Copy out all lines of the material below in which "icon" occurs.
########
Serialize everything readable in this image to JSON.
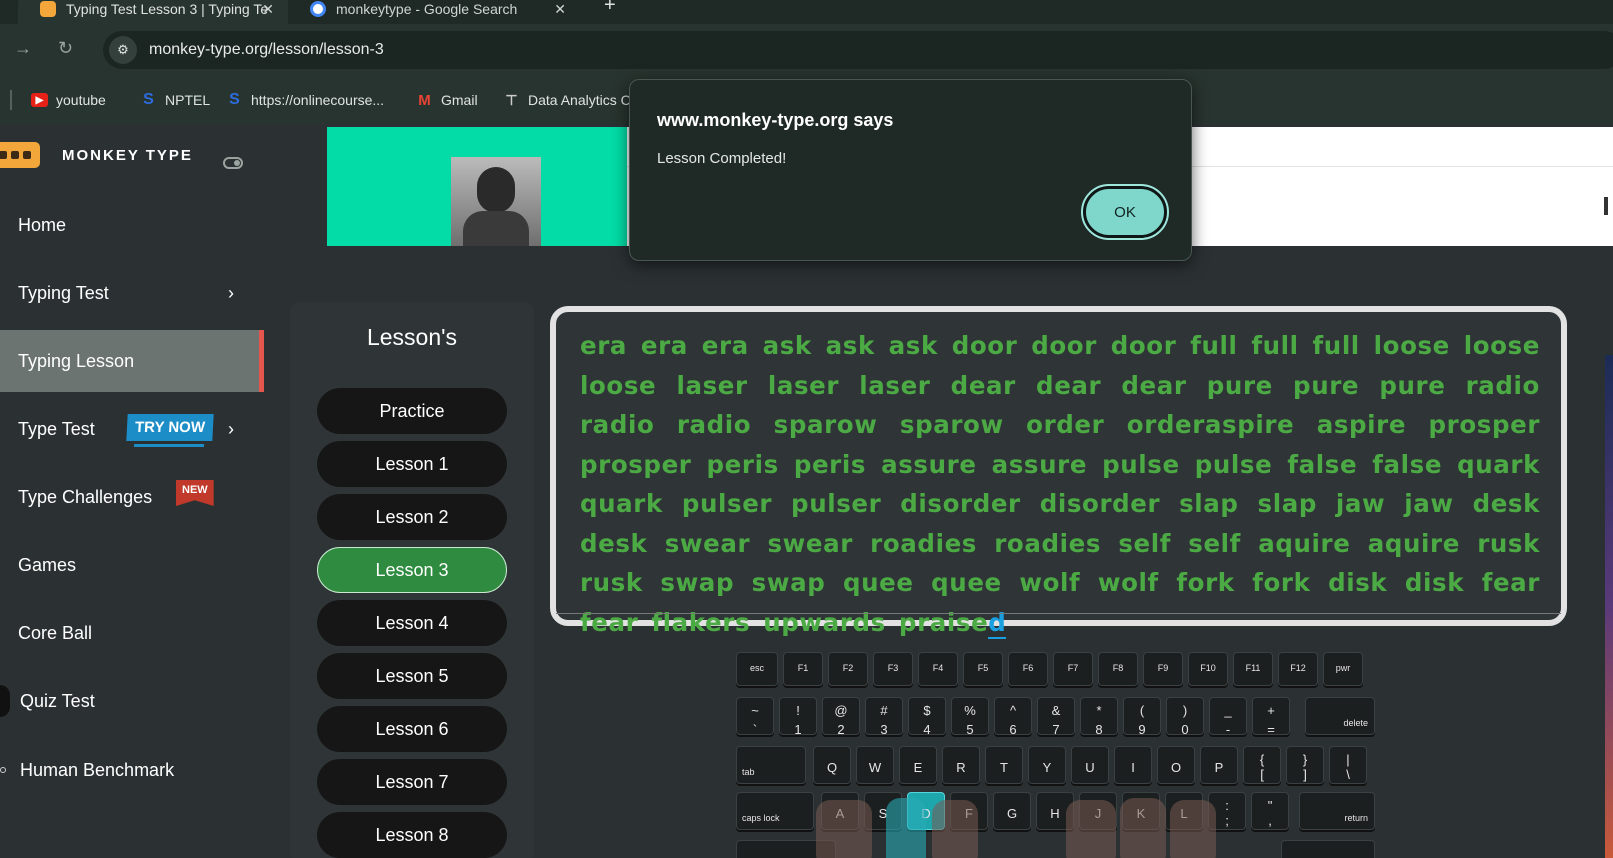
{
  "browser": {
    "tabs": [
      {
        "title": "Typing Test Lesson 3 | Typing Te",
        "active": true
      },
      {
        "title": "monkeytype - Google Search",
        "active": false
      }
    ],
    "url": "monkey-type.org/lesson/lesson-3",
    "bookmarks": [
      {
        "label": "youtube",
        "icon": "youtube-icon"
      },
      {
        "label": "NPTEL",
        "icon": "s-icon"
      },
      {
        "label": "https://onlinecourse...",
        "icon": "s-icon"
      },
      {
        "label": "Gmail",
        "icon": "gmail-icon"
      },
      {
        "label": "Data Analytics C",
        "icon": "analytics-icon"
      }
    ]
  },
  "sidebar": {
    "brand": "MONKEY TYPE",
    "items": [
      {
        "label": "Home"
      },
      {
        "label": "Typing Test"
      },
      {
        "label": "Typing Lesson"
      },
      {
        "label": "Type Test",
        "badge": "TRY NOW"
      },
      {
        "label": "Type Challenges",
        "badge": "NEW"
      },
      {
        "label": "Games"
      },
      {
        "label": "Core Ball"
      },
      {
        "label": "Quiz Test"
      },
      {
        "label": "Human Benchmark"
      }
    ]
  },
  "lessons": {
    "title": "Lesson's",
    "items": [
      "Practice",
      "Lesson 1",
      "Lesson 2",
      "Lesson 3",
      "Lesson 4",
      "Lesson 5",
      "Lesson 6",
      "Lesson 7",
      "Lesson 8"
    ],
    "active": "Lesson 3"
  },
  "typing": {
    "text_main": "era era era ask ask ask door door door full full full loose loose loose laser laser laser dear dear dear pure pure pure radio radio radio sparow sparow order orderaspire aspire prosper prosper peris peris assure assure pulse pulse false false quark quark pulser pulser disorder disorder slap slap jaw jaw desk desk swear swear roadies roadies self self aquire aquire rusk rusk swap swap quee quee wolf wolf fork fork disk disk fear fear flakers upwards praise",
    "text_cursor": "d"
  },
  "keyboard": {
    "fn_row": [
      "esc",
      "F1",
      "F2",
      "F3",
      "F4",
      "F5",
      "F6",
      "F7",
      "F8",
      "F9",
      "F10",
      "F11",
      "F12",
      "pwr"
    ],
    "num_row": [
      [
        "~",
        "`"
      ],
      [
        "!",
        "1"
      ],
      [
        "@",
        "2"
      ],
      [
        "#",
        "3"
      ],
      [
        "$",
        "4"
      ],
      [
        "%",
        "5"
      ],
      [
        "^",
        "6"
      ],
      [
        "&",
        "7"
      ],
      [
        "*",
        "8"
      ],
      [
        "(",
        "9"
      ],
      [
        ")",
        "0"
      ],
      [
        "_",
        "-"
      ],
      [
        "+",
        "="
      ]
    ],
    "delete": "delete",
    "tab": "tab",
    "q_row": [
      "Q",
      "W",
      "E",
      "R",
      "T",
      "Y",
      "U",
      "I",
      "O",
      "P"
    ],
    "q_row_sym": [
      [
        "{",
        "["
      ],
      [
        "}",
        "]"
      ],
      [
        "|",
        "\\"
      ]
    ],
    "caps": "caps lock",
    "a_row": [
      "A",
      "S",
      "D",
      "F",
      "G",
      "H",
      "J",
      "K",
      "L"
    ],
    "a_row_sym": [
      [
        ":",
        ";"
      ],
      [
        "\"",
        ","
      ]
    ],
    "return": "return",
    "highlighted": "D",
    "highlight_color": "#1ea6ad"
  },
  "dialog": {
    "title": "www.monkey-type.org says",
    "message": "Lesson Completed!",
    "ok": "OK"
  },
  "colors": {
    "typed_text": "#4caa44",
    "active_lesson": "#2e8b3f",
    "active_nav_marker": "#e5564c",
    "dialog_ok": "#7fd6cb"
  }
}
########
→ **Answer to the exercise**:
        "icon": "youtube-icon"
        "icon": "s-icon"
        "icon": "s-icon"
        "icon": "gmail-icon"
        "icon": "analytics-icon"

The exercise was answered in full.